What this task involves: All lines of the entries with "folder" in them must be listed.

(Website and app data records)

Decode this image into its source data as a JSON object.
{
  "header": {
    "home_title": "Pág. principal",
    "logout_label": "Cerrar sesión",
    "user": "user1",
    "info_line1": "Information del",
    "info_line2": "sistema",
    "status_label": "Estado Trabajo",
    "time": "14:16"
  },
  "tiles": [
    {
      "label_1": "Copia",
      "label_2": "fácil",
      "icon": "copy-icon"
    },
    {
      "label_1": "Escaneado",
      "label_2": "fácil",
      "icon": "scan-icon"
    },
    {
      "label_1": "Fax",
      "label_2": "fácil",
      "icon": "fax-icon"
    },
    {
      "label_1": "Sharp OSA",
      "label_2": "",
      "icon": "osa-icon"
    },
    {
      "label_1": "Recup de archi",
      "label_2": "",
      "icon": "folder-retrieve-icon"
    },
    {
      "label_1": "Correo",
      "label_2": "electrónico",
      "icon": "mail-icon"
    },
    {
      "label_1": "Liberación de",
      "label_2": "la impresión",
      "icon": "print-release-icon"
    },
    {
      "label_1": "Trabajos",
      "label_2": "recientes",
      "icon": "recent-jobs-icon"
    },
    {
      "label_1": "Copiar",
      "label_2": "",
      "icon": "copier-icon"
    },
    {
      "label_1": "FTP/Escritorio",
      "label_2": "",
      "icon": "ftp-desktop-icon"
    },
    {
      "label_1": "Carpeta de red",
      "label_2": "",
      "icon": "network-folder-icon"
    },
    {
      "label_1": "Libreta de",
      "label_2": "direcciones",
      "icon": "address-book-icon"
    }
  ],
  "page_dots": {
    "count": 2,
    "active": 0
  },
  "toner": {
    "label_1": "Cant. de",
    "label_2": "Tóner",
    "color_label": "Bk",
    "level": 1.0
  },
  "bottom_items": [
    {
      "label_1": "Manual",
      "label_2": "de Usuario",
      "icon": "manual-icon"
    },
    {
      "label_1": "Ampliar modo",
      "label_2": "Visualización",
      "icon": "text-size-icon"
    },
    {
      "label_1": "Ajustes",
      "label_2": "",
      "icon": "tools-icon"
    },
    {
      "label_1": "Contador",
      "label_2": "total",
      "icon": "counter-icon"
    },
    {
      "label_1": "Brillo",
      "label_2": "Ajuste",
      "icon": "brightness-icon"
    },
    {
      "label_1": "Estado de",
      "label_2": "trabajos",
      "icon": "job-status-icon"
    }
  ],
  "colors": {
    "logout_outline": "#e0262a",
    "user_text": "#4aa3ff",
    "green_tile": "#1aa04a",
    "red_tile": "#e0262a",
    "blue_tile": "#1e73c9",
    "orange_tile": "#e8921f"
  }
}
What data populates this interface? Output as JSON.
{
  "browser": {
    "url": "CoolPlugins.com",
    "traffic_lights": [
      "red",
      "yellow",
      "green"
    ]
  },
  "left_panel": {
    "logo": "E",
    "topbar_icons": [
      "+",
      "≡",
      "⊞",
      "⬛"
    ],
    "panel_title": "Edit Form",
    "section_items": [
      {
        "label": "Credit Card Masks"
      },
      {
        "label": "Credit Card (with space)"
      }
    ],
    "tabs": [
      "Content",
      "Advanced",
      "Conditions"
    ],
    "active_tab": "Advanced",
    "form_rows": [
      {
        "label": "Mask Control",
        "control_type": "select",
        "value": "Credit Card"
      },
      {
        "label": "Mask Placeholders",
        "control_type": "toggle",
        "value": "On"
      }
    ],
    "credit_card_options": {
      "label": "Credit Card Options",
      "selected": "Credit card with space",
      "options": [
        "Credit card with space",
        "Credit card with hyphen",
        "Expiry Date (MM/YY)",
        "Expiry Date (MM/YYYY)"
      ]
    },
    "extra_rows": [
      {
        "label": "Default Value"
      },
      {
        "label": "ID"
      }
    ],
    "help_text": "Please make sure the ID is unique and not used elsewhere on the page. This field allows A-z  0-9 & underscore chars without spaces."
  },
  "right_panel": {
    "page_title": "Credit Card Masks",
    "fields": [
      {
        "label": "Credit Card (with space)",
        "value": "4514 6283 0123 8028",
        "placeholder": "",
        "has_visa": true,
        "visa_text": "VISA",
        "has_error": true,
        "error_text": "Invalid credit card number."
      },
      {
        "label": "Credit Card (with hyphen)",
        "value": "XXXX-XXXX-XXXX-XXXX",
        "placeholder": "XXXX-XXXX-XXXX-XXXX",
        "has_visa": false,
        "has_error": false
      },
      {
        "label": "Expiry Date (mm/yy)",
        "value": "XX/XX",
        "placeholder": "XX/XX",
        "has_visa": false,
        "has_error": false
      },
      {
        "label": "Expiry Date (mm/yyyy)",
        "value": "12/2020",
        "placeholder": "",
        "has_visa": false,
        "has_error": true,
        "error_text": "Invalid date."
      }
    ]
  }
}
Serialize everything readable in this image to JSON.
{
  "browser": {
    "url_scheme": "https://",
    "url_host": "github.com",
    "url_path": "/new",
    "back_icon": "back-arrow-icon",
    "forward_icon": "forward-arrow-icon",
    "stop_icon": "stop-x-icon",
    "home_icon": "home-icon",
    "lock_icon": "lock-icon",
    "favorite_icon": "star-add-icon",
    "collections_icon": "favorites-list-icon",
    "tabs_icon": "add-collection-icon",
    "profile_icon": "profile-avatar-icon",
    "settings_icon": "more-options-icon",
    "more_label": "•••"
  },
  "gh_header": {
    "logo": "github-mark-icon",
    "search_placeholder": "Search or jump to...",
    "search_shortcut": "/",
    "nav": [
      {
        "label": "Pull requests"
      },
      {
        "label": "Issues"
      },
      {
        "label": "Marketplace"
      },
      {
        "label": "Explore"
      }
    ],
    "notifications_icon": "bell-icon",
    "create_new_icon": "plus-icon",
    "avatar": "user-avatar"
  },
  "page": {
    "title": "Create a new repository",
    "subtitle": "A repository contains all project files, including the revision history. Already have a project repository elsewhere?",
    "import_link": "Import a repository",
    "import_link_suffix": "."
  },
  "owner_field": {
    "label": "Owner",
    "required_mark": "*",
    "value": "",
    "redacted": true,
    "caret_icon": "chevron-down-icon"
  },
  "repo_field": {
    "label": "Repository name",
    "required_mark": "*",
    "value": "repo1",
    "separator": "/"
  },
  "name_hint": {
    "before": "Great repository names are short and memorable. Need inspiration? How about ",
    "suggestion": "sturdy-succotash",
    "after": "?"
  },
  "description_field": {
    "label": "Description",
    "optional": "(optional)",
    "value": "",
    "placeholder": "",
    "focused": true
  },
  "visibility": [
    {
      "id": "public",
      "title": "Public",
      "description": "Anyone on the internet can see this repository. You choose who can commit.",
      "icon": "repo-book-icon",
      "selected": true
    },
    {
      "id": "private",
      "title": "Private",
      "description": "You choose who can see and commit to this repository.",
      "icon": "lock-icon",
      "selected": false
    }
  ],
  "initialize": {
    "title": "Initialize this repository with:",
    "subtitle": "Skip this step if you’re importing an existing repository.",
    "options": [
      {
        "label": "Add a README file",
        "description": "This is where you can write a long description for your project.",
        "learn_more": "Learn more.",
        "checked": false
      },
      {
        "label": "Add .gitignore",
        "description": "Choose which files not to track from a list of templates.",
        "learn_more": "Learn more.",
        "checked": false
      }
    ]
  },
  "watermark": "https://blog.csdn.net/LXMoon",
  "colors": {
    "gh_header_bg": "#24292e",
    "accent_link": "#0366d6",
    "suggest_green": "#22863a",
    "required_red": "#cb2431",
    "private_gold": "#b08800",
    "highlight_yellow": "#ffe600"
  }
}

Your solution:
      "icon": "folder-retrieve-icon"
      "icon": "network-folder-icon"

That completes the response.